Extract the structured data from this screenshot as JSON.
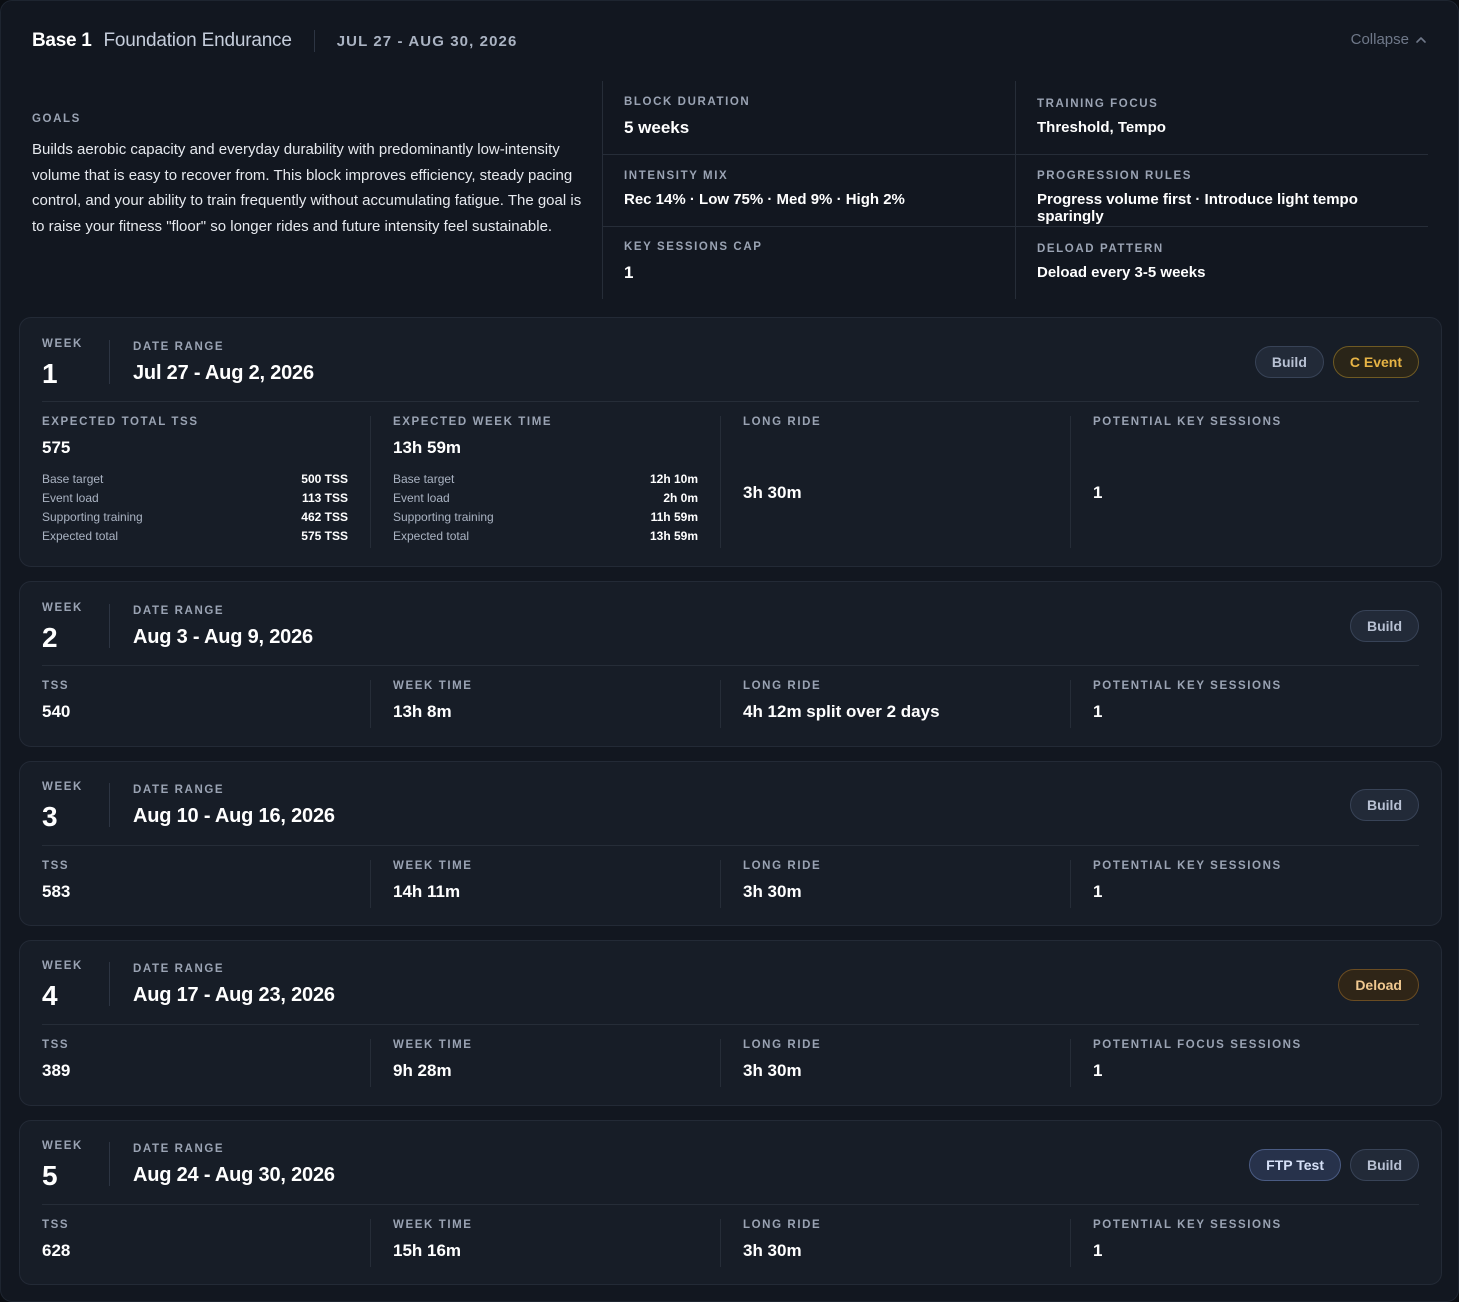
{
  "header": {
    "block_name": "Base 1",
    "block_subtitle": "Foundation Endurance",
    "date_range": "JUL 27 - AUG 30, 2026",
    "collapse_label": "Collapse"
  },
  "overview": {
    "goals_label": "GOALS",
    "goals_text": "Builds aerobic capacity and everyday durability with predominantly low-intensity volume that is easy to recover from. This block improves efficiency, steady pacing control, and your ability to train frequently without accumulating fatigue. The goal is to raise your fitness \"floor\" so longer rides and future intensity feel sustainable.",
    "block_duration": {
      "label": "BLOCK DURATION",
      "value": "5 weeks"
    },
    "intensity_mix": {
      "label": "INTENSITY MIX",
      "value": "Rec 14% · Low 75% · Med 9% · High 2%"
    },
    "key_sessions_cap": {
      "label": "KEY SESSIONS CAP",
      "value": "1"
    },
    "training_focus": {
      "label": "TRAINING FOCUS",
      "value": "Threshold, Tempo"
    },
    "progression_rules": {
      "label": "PROGRESSION RULES",
      "value": "Progress volume first · Introduce light tempo sparingly"
    },
    "deload_pattern": {
      "label": "DELOAD PATTERN",
      "value": "Deload every 3-5 weeks"
    }
  },
  "labels": {
    "week": "WEEK",
    "date_range": "DATE RANGE",
    "tss": "TSS",
    "week_time": "WEEK TIME",
    "long_ride": "LONG RIDE",
    "potential_key_sessions": "POTENTIAL KEY SESSIONS",
    "expected_total_tss": "EXPECTED TOTAL TSS",
    "expected_week_time": "EXPECTED WEEK TIME"
  },
  "weeks": [
    {
      "number": "1",
      "date_range": "Jul 27 - Aug 2, 2026",
      "badges": [
        {
          "label": "Build",
          "kind": "build"
        },
        {
          "label": "C Event",
          "kind": "event"
        }
      ],
      "tss": "575",
      "week_time": "13h 59m",
      "long_ride": "3h 30m",
      "sessions_label": "POTENTIAL KEY SESSIONS",
      "sessions": "1",
      "tss_breakdown": [
        {
          "k": "Base target",
          "v": "500 TSS"
        },
        {
          "k": "Event load",
          "v": "113 TSS"
        },
        {
          "k": "Supporting training",
          "v": "462 TSS"
        },
        {
          "k": "Expected total",
          "v": "575 TSS"
        }
      ],
      "time_breakdown": [
        {
          "k": "Base target",
          "v": "12h 10m"
        },
        {
          "k": "Event load",
          "v": "2h 0m"
        },
        {
          "k": "Supporting training",
          "v": "11h 59m"
        },
        {
          "k": "Expected total",
          "v": "13h 59m"
        }
      ]
    },
    {
      "number": "2",
      "date_range": "Aug 3 - Aug 9, 2026",
      "badges": [
        {
          "label": "Build",
          "kind": "build"
        }
      ],
      "tss": "540",
      "week_time": "13h 8m",
      "long_ride": "4h 12m split over 2 days",
      "sessions_label": "POTENTIAL KEY SESSIONS",
      "sessions": "1"
    },
    {
      "number": "3",
      "date_range": "Aug 10 - Aug 16, 2026",
      "badges": [
        {
          "label": "Build",
          "kind": "build"
        }
      ],
      "tss": "583",
      "week_time": "14h 11m",
      "long_ride": "3h 30m",
      "sessions_label": "POTENTIAL KEY SESSIONS",
      "sessions": "1"
    },
    {
      "number": "4",
      "date_range": "Aug 17 - Aug 23, 2026",
      "badges": [
        {
          "label": "Deload",
          "kind": "deload"
        }
      ],
      "tss": "389",
      "week_time": "9h 28m",
      "long_ride": "3h 30m",
      "sessions_label": "POTENTIAL FOCUS SESSIONS",
      "sessions": "1"
    },
    {
      "number": "5",
      "date_range": "Aug 24 - Aug 30, 2026",
      "badges": [
        {
          "label": "FTP Test",
          "kind": "ftp"
        },
        {
          "label": "Build",
          "kind": "build"
        }
      ],
      "tss": "628",
      "week_time": "15h 16m",
      "long_ride": "3h 30m",
      "sessions_label": "POTENTIAL KEY SESSIONS",
      "sessions": "1"
    }
  ]
}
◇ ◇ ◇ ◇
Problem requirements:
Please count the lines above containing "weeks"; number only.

Written answer:
3